The promise of youth and the possibilities to come are realized as often as not. But when things do not happen as planned and the choices made change the direction of that promise, can we ever get that first flush, that first possibility of life back?
In Isadora DayStar by Loni Emmert & P.I Barrington we are given the opportunity to follow the life of Isadora, a young woman with a shot at being great. Yet in one fell swoop, her life changes when under unforeseen circumstances she freezes in her duties, and those she is closest too are destroyed. Unable to bare the outcome and to live with her memories, she cuts herself off from everyone and everything she knows. When she has an opportunity to try an illegal drug to wipe some memories clear, she is initially elated to find that it works.

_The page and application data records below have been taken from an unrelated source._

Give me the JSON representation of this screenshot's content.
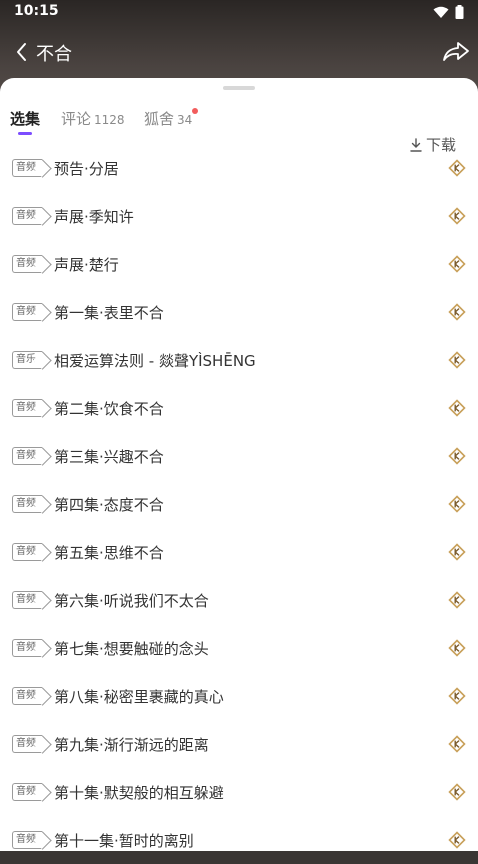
{
  "status": {
    "time": "10:15"
  },
  "header": {
    "title": "不合"
  },
  "tabs": {
    "episodes": {
      "label": "选集"
    },
    "comments": {
      "label": "评论",
      "count": "1128"
    },
    "group": {
      "label": "狐舍",
      "count": "34"
    },
    "download": {
      "label": "下载"
    }
  },
  "episodes": [
    {
      "tag": "音频",
      "title": "预告·分居"
    },
    {
      "tag": "音频",
      "title": "声展·季知许"
    },
    {
      "tag": "音频",
      "title": "声展·楚行"
    },
    {
      "tag": "音频",
      "title": "第一集·表里不合"
    },
    {
      "tag": "音乐",
      "title": "相爱运算法则 - 燚聲YÌSHĒNG"
    },
    {
      "tag": "音频",
      "title": "第二集·饮食不合"
    },
    {
      "tag": "音频",
      "title": "第三集·兴趣不合"
    },
    {
      "tag": "音频",
      "title": "第四集·态度不合"
    },
    {
      "tag": "音频",
      "title": "第五集·思维不合"
    },
    {
      "tag": "音频",
      "title": "第六集·听说我们不太合"
    },
    {
      "tag": "音频",
      "title": "第七集·想要触碰的念头"
    },
    {
      "tag": "音频",
      "title": "第八集·秘密里裹藏的真心"
    },
    {
      "tag": "音频",
      "title": "第九集·渐行渐远的距离"
    },
    {
      "tag": "音频",
      "title": "第十集·默契般的相互躲避"
    },
    {
      "tag": "音频",
      "title": "第十一集·暂时的离别"
    }
  ],
  "colors": {
    "accent": "#7c4dff",
    "badge_dot": "#f25c5c",
    "vip_icon": "#c8a05a"
  }
}
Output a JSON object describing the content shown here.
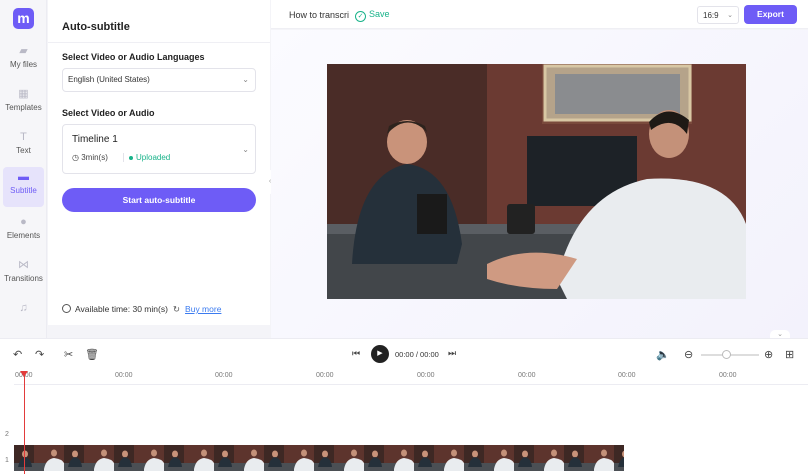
{
  "app": {
    "logo_text": "m"
  },
  "rail": {
    "items": [
      {
        "label": "My files",
        "icon": "folder-icon"
      },
      {
        "label": "Templates",
        "icon": "templates-icon"
      },
      {
        "label": "Text",
        "icon": "text-icon"
      },
      {
        "label": "Subtitle",
        "icon": "subtitle-icon",
        "active": true
      },
      {
        "label": "Elements",
        "icon": "elements-icon"
      },
      {
        "label": "Transitions",
        "icon": "transitions-icon"
      },
      {
        "label": "",
        "icon": "music-icon"
      }
    ]
  },
  "panel": {
    "title": "Auto-subtitle",
    "language_label": "Select Video or Audio Languages",
    "language_value": "English (United States)",
    "source_label": "Select Video or Audio",
    "source_name": "Timeline 1",
    "source_duration": "3min(s)",
    "source_status": "Uploaded",
    "start_button": "Start auto-subtitle",
    "available_time": "Available time: 30 min(s)",
    "buy_more": "Buy more"
  },
  "topbar": {
    "project_name": "How to transcri",
    "save_label": "Save",
    "aspect_ratio": "16:9",
    "export_label": "Export"
  },
  "timeline": {
    "current_time": "00:00 / 00:00",
    "ruler_labels": [
      "00:00",
      "00:00",
      "00:00",
      "00:00",
      "00:00",
      "00:00",
      "00:00",
      "00:00"
    ],
    "tracks": [
      "2",
      "1"
    ]
  },
  "colors": {
    "accent": "#6e5cf6",
    "success": "#19b38a",
    "playhead": "#e23b3b",
    "link": "#3b7bf0"
  }
}
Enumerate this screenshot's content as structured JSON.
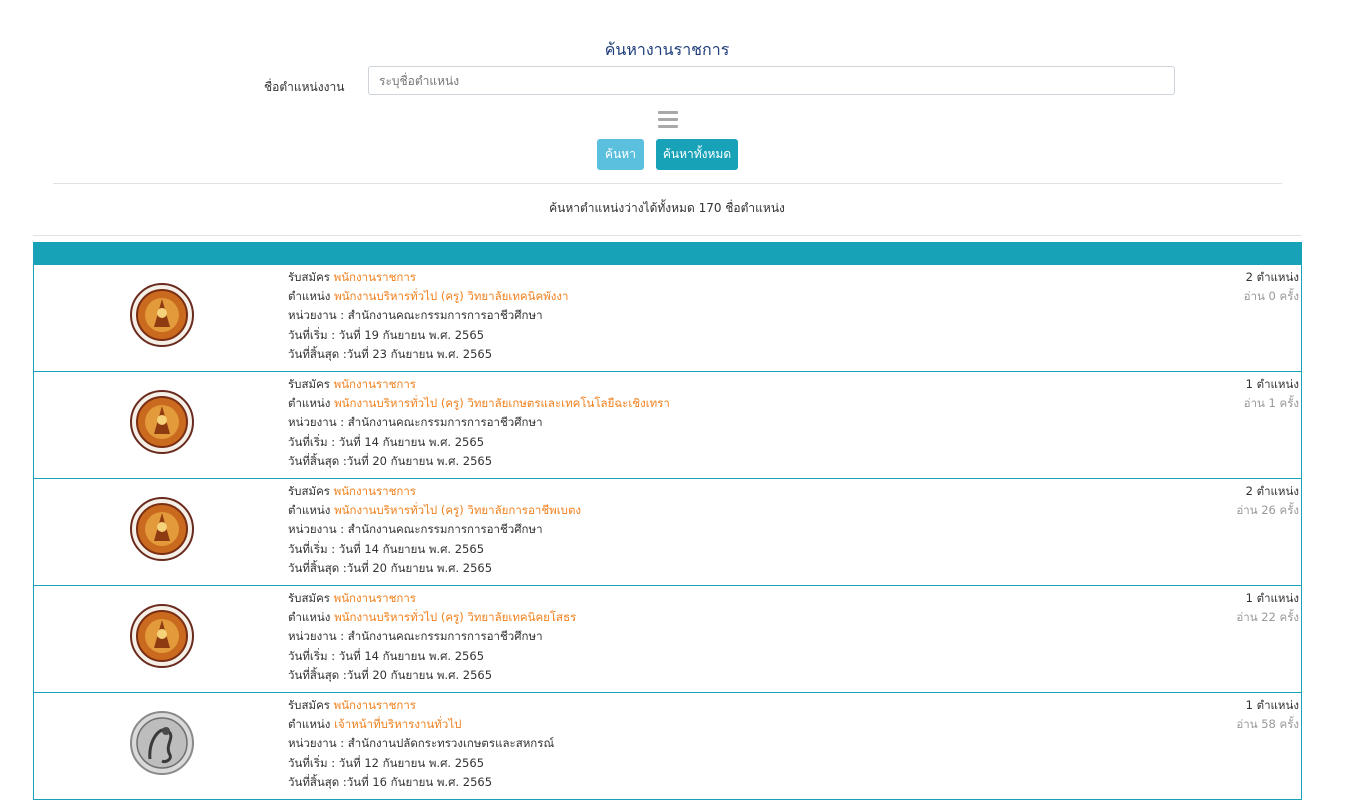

However, soon she no longer controls her use, the drug controls her. In an effort to find the money to continue her curse, she becomes an assassin. The problems lie in her drug use, the drug takes her control, and when she does find work, she is the very worst at the game. There are those still willing to hire her though she has made herself expendable. Little does she know that her new employer is sending her on a mission that will change her life. She will have to face her demons and pull herself together, or she will risk losing it all, including her own life. As she begins to see the shadows of who she once was, can she control her cravings and reach back to the promise that was hers from the beginning?
Emmert and Barrington have written a fantastic story, futuristic in scope and yet with many of the same trappings and problems of the world we live in today. Isadora is both a character of ridicule, and yet a possible hero as well. I found her character to have a bit of the Bruce Willis affect that appears in some of his Science Fiction movies (the bad guy–good guy effect). There is something in all that badness that you cannot help but admire, and it draws you to the character. Isadora is so human, and so full of self-remorse and bravado, there has to be more.
The worlds are very interesting and unique, and they hold that dangerous feel that adds a touch of excitement. The trappings of weaponry and travel in the future hold true to most of what is available in the genre today, and the story of a life close to ruin is found in tabloids everywhere. Add a young character into the fray who is much like Isadora was in her youth; Renan is a youth that is very believable. The aliens are well thought out, and the interaction and problems are just creepy enough to make you shiver.
There is a great deal of the here and now in this futuristic novel, the homelessness, the drugs, the idea of doing whatever it takes to get a hit, and the degradations that people are will to experience to stay high. There is something so raw that the story keeps you turning the pages.
I would recommend this work for those who enjoy Science Fiction, action, and just anything a little out of the ordinary. The flow is easy to follow and the story is good. This is not a book for the young adult, and the themes are dark and often dangerous, but the glimmer of hope shows though.Powered by Sidelines